All I have to do now is figure out how to get back on the wagon.

I am reading The Orchardist by Amanda Coplin.


The book has received a fair amount of critical and popular praise. Thus far, I like it. Some history, some love, some violence, some beauty, some isolation. All good things made better by combination. I’ll let you know the final verdict when I’m done reading.

I’m struggling now with trying to read without the MFA voice chattering in my year. Maybe you know that voice. The one that says, “That comma doesn’t belong. I don’t trust that narrator. That character is pretty flat.” Yeah she’s annoying, I know. Mostly I can ignore her, but not always.

Early in The Orchardist two new characters are introduced– Jane and Della. An introduction of new characters often throws that omniscient narrator’s voice into question. Here, let me show you a paragraph:

Sentence #1
“Jane disapproved of the communication between Della and the man, though she said nothing to Della about her behavior.”

Ok, I’ve found my footing. The narrator is close, in the character’s head. Even though Jane didn’t say anything we know of her disapproval.
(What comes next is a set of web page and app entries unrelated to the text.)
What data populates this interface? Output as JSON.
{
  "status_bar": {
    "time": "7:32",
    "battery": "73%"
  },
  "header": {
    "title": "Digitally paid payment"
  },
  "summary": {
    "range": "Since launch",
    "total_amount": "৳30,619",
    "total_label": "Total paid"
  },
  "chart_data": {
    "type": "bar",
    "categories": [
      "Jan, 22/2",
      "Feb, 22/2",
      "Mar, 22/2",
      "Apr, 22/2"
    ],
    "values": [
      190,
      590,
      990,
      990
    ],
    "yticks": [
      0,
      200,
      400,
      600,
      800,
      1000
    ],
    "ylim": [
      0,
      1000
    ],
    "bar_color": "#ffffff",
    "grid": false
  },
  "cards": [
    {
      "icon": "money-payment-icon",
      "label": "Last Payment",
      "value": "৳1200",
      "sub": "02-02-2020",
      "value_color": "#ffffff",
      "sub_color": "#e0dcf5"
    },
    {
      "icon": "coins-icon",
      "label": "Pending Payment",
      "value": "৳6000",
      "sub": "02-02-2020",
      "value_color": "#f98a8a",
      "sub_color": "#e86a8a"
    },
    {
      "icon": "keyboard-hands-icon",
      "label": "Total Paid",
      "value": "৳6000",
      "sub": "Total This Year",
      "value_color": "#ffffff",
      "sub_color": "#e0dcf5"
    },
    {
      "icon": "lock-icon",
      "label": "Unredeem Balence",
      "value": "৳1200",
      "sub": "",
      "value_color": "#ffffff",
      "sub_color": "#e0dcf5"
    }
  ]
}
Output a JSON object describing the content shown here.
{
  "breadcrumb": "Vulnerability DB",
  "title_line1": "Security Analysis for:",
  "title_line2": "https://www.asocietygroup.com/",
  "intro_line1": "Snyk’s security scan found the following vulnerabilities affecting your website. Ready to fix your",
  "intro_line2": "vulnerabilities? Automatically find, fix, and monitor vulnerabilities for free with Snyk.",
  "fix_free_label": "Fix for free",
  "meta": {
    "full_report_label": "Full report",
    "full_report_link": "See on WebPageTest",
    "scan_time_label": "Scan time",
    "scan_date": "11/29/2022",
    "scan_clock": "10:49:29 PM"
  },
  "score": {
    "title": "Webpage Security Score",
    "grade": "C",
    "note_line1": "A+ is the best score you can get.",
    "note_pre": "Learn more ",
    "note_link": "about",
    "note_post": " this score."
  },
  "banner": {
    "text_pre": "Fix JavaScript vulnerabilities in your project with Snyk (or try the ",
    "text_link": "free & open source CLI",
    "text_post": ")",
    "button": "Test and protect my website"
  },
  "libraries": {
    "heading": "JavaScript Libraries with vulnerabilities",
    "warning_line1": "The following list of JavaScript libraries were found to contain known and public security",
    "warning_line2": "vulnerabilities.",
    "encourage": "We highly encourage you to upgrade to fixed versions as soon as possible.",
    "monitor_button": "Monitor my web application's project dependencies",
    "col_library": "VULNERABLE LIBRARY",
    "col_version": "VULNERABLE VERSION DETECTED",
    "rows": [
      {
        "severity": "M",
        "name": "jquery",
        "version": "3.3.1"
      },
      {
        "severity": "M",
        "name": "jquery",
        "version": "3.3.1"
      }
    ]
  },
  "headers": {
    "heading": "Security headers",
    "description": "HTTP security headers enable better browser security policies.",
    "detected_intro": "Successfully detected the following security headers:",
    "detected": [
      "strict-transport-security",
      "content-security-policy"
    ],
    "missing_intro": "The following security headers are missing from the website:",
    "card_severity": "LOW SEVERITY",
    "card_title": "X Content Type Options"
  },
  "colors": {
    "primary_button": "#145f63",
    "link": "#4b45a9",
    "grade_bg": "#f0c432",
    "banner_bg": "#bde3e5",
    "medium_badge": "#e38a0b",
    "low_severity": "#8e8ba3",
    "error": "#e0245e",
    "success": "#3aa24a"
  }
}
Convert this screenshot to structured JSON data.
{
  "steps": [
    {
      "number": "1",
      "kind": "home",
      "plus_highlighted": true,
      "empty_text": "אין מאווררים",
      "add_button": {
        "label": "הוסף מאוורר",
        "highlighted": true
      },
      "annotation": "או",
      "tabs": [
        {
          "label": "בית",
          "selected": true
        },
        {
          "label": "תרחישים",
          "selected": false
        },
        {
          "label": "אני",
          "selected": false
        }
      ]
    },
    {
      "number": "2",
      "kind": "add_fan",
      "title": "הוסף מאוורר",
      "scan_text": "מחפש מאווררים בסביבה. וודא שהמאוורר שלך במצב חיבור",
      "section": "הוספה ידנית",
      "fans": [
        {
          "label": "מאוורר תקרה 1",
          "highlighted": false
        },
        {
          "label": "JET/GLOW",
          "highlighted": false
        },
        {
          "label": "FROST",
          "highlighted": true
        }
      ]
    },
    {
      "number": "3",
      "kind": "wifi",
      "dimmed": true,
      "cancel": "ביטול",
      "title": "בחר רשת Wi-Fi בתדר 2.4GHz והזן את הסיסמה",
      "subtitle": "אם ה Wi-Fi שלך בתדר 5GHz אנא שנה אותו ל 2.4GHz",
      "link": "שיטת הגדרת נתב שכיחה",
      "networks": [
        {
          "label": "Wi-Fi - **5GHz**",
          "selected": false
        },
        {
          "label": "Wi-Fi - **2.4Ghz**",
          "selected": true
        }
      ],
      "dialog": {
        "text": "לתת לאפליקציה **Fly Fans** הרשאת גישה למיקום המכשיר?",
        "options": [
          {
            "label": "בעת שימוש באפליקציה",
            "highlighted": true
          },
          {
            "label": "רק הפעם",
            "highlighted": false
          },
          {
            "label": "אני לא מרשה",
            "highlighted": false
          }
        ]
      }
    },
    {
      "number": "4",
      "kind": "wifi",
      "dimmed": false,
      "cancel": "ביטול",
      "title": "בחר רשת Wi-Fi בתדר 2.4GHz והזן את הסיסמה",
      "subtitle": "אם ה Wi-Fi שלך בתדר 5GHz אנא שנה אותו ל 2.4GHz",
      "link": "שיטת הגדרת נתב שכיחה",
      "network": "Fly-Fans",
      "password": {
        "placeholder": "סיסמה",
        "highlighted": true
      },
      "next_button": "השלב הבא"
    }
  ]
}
Cool, got it.

Sentence #2:
“ Perhaps Jane didn’t know about it, but that seemed unlikely, since she knew everything.”

WTF?! What do you mean she might not have known. You just said she disapproved. Not she might have disapproved if she’d known. Not that Della expected her to disapprove. What is going on here?! How am I supposed to understand the world if dear narrator doesn’t. Oh the horror!

Yeah, I told you, she’s annoying.

I’m still reading though. That seems like a good sign for the book and a better sign for overcoming the MFA. Excessive analysis cannot ruin my love for reading. Maybe it did for a bit but that voice won’t win every time.

%d bloggers like this: